Courts have struck down some of the bans on burkinis — the one in Nice, the site of a horrific terror attack on Bastille Day, was overturned on Thursday — but the debate is far from over.
“For years, we have had to put up with dirty looks and threatening remarks,” wrote Taslima Amar, 30, a teacher in Pantin, a suburb of Paris. “I’ve been asked to go back home (even though I am home).” Now, Ms. Amar said, she and her husband were looking to leave France.
Laurie Abouzeir, 32, said she was considering starting a business caring for children in her home in Toulouse, southern France, because that would allow her to wear a head scarf, frowned upon and even banned in some workplaces.
Many women wrote that anti-Muslim bias had intensified after the attacks on Charlie Hebdo in Paris in January 2015, and in Brussels, Paris and Nice more recently. Halima Djalab Bouguerra, a 21-year-old student in Bourg-en-Bresse, France, dated the change further back, to the killings by Mohammed Merah in the southwest of the country in 2012.
“The way people look at us has changed,” Ms. Bouguerra wrote. “Tongues have loosened. No one is afraid of telling a Muslim to ‘go back home’ anymore.” [Continue reading…]

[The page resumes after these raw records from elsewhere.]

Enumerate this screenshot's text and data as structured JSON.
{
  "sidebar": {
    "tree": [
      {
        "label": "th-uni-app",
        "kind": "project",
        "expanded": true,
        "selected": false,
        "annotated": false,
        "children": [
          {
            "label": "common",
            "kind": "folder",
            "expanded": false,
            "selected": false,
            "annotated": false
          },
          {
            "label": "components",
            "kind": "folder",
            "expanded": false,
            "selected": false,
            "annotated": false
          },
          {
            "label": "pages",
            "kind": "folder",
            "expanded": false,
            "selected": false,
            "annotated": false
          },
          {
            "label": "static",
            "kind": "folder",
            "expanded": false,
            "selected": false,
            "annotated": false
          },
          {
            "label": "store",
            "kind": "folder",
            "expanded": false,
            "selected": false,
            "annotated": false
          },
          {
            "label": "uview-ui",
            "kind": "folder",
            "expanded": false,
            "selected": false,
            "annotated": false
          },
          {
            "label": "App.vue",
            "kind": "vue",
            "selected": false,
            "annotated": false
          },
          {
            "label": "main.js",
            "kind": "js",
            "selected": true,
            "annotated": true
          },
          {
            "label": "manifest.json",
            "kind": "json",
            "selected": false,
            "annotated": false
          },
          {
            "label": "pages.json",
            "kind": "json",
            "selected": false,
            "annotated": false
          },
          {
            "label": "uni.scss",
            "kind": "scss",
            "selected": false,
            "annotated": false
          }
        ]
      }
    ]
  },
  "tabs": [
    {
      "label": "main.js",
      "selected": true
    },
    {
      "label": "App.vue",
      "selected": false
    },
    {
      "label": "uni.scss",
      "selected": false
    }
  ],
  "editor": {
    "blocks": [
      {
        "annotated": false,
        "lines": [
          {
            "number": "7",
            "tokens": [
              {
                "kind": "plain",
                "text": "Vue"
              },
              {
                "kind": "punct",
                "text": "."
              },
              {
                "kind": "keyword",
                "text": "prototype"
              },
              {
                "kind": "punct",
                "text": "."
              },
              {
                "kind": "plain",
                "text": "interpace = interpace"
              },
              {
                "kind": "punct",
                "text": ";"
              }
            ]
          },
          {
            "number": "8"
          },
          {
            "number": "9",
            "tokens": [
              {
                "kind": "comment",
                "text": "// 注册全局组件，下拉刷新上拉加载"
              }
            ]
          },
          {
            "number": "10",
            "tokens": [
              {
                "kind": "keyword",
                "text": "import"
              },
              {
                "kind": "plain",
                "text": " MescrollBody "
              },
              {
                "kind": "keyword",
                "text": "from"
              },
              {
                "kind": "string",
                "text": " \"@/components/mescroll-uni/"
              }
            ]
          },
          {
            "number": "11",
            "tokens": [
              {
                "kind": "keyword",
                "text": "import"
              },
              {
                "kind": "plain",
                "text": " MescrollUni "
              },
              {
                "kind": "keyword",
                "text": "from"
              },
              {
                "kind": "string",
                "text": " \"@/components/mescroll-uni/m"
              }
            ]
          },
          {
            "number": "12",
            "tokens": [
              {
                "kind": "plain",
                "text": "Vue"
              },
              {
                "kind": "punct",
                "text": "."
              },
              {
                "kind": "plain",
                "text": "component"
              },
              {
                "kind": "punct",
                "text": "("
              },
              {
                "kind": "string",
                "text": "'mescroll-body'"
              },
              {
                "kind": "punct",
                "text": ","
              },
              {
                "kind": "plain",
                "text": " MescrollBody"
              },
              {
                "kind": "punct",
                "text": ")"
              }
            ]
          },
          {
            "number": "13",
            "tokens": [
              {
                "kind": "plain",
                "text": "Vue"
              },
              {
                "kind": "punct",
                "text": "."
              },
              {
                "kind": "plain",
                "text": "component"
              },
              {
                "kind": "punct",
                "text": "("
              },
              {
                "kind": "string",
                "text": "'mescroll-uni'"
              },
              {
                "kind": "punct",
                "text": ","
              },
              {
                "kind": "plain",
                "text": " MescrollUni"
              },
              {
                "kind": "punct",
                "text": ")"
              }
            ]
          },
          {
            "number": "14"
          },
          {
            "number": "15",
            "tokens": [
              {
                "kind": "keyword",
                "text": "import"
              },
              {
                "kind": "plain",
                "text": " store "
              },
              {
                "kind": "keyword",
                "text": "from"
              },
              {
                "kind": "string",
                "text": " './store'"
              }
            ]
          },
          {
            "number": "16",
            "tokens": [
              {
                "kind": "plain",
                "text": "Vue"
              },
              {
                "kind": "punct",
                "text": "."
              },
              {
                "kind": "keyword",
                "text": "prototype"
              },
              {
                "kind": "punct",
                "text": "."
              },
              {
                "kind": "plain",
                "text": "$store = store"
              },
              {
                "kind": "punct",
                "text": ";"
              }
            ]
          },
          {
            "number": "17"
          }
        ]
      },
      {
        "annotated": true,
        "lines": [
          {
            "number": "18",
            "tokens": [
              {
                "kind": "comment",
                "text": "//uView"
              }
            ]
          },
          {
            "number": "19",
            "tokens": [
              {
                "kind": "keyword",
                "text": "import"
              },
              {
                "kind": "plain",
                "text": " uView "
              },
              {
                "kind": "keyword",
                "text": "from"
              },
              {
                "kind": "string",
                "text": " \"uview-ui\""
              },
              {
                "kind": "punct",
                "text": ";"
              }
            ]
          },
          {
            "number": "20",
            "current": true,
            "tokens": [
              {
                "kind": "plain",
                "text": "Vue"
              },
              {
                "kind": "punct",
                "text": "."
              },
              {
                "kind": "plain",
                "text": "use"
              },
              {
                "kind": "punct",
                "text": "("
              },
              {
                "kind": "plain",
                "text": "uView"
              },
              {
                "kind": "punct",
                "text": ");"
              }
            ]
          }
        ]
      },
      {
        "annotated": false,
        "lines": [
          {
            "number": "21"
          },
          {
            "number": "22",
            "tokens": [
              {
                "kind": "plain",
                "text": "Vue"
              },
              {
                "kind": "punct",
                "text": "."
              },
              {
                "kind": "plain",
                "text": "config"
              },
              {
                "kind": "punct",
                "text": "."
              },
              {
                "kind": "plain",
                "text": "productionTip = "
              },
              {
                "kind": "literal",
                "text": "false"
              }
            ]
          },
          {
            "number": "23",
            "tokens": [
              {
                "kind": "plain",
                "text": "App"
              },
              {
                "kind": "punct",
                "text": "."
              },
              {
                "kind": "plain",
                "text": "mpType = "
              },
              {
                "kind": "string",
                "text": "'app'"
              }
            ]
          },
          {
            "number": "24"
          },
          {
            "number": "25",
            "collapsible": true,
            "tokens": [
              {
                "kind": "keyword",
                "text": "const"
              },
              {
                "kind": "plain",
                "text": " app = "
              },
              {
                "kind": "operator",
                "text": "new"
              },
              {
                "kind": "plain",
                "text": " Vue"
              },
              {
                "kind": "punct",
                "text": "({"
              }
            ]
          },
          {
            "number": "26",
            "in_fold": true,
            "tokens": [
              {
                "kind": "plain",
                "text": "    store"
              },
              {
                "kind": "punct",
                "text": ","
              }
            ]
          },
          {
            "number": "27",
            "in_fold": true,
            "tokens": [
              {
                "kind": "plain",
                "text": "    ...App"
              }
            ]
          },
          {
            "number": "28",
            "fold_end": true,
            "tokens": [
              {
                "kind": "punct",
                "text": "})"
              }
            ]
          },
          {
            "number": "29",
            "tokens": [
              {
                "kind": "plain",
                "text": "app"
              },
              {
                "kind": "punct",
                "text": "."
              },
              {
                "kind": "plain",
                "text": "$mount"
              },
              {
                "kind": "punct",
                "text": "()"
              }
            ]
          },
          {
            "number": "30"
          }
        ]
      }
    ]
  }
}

The French prime minister didn’t like this article: Je tenais à répondre à l’article “Regards changés et langues déliées”, paru dans les colonnes du New York Times le 2 septembre, et qui donne une image insupportable, car fausse, de la France, pays des Lumières et pays des libertés. [Continue reading…]
Kenan Malik writes: In the past, the distinction between political violence and sociopathic rage was relatively clear. No longer. There seems today almost a continuum between ideological violence, disjointed fury and some degree of sociopathy or mental illness. What constitutes ideological violence has decayed; instead, amorphous rage has become a persistent feature of public life.
One reason is the breakdown of social and moral boundaries that once acted as firewalls against such behavior. Western societies have become more socially atomized and more riven by identity politics. The influence of institutions from the church to labor unions that once helped socialize individuals and inculcate them with a sense of obligation to others has declined.
As broader identities have eroded, and traditional social networks and sources of authority have weakened, people’s sense of belonging has become more parochial. Progressive movements that gave social grievance a political form have faded. Instead, the new oppositional movements are often rooted in religious or ethnic identity and take sectarian or separatist forms.
There is a growing disaffection with anything “mainstream,” and a perception of the world as out of control and driven by malign forces. All this has helped incubate a sense of rage without an outlet, undermined people’s ties to others as human beings, and weakened the distinction between sociopathy and political violence. [Continue reading…]